The Web now has more than one billion unique pages. The server with the biggest market share is Apache (60%), and the most common domain is .com (55%), trailed by .net, .edu, .org, .gov and .mil, in that order (but, inexplicably, they don't add up to more than about 65%). Most documents (87%) are in English. (Source: http://www.inktomi.com/webmap.)
The new NEH Preservation Assistance Grant Program awards grants of up to $5,000 on a competitive basis and sponsors projects that support the preservation of materials in libraries, archives, museums, and historical organizations. These projects may be preservation surveys, consultations with professionals to develop a plan, attendance at preservation workshops and courses, and purchase of preservation supplies, equipment and storage furniture.

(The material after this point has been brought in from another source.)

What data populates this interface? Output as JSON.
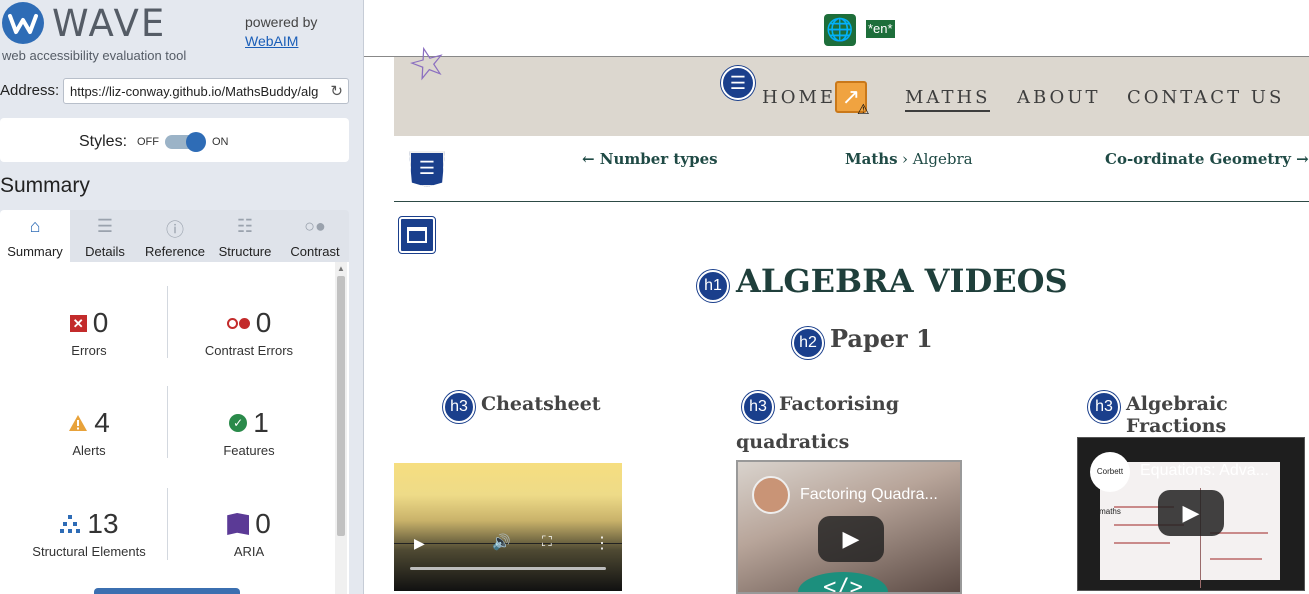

Institutions from 14 states that have been underserved in the past will be given preference: AL, AK, FL, ID, LA, MO, MO, MT, NV, ND, OH, OK, PR, TX, WA and WY. To apply, go to NEH's website, http://www.neh.gov/, or call 202/606-8570. UMCA, NEDCC and other regional conservation centers can give further information.
The AIC Health & Safety Committee will sponsor a Mold Remediation Workshop at the 2000 Annual Meeting in Philadelphia, Tuesday June 13 (9-4 pm). Instructors will be Dr. Elliott Horner and Philip Morey. (Morey's name should be familiar to readers of this newsletter.) Fee: $90 AIC members, $140 nonmembers; registration limited to 50 participants.
CCI recently put the topic of mold on their priority list.
Recently the New York Times ran a story about how zeolite has been chosen as a possible absorbent for radioactive waste in or near West Valley, New York. As a familiar component in cat litter, zeolite is quite a contrast to the high-tech solutions investigated for containment of radioactive waste in the past.
The idea is to dig a deep trench and bury a wall of zeolite 30 feet across and 26 feet deep, to absorb the radioactive material tainting the ground water. The water will pass through the wall, but not the strontium 90. They want to stop it before it reaches a stream that empties into Lake Erie.
The story explains that zeolite is actually a family of 48 minerals that absorb odors and moisture. The most abundant one, clinoptilolite, has a strong affinity for strontium 90, the radioactive isotope that has been tainting water beneath the plant where it was stored when acid ate through the foundation several decades ago.
It's not that Britain wanted to give up its 800-year-old imperial weights and measurement system, but it was a condition that members of the European Union set for its partners. So a law was passed January 1 that made it a crime to sell most packaged or loose products in imperial measures. It is now forbidden to say the words "pound" or "foot" during any sale; shopkeepers have to use scales calibrated in kilograms. The penalty for infringements is a maximum fine of $8000 and possible imprisonment. There are exceptions, however: draft beer will be sold in pints and road signs will still read in miles, probably because they are not involved in international trade.
In the first issue of Restauro for 2000, on p. 12, there is a photograph and story about a gadget that lets visitors turn the pages of books on display. It was put to use in an exhibit of sketchbooks of the artist Thomas Zacharias, in the Neue Pinakothek in Munich, in January. They call it the "Umblättermaschine."
Timestamp: Sunday, 03-Mar-2013 21:40:03 PST
Retrieved: Saturday, 19-Jan-2019 15:06:36 GMT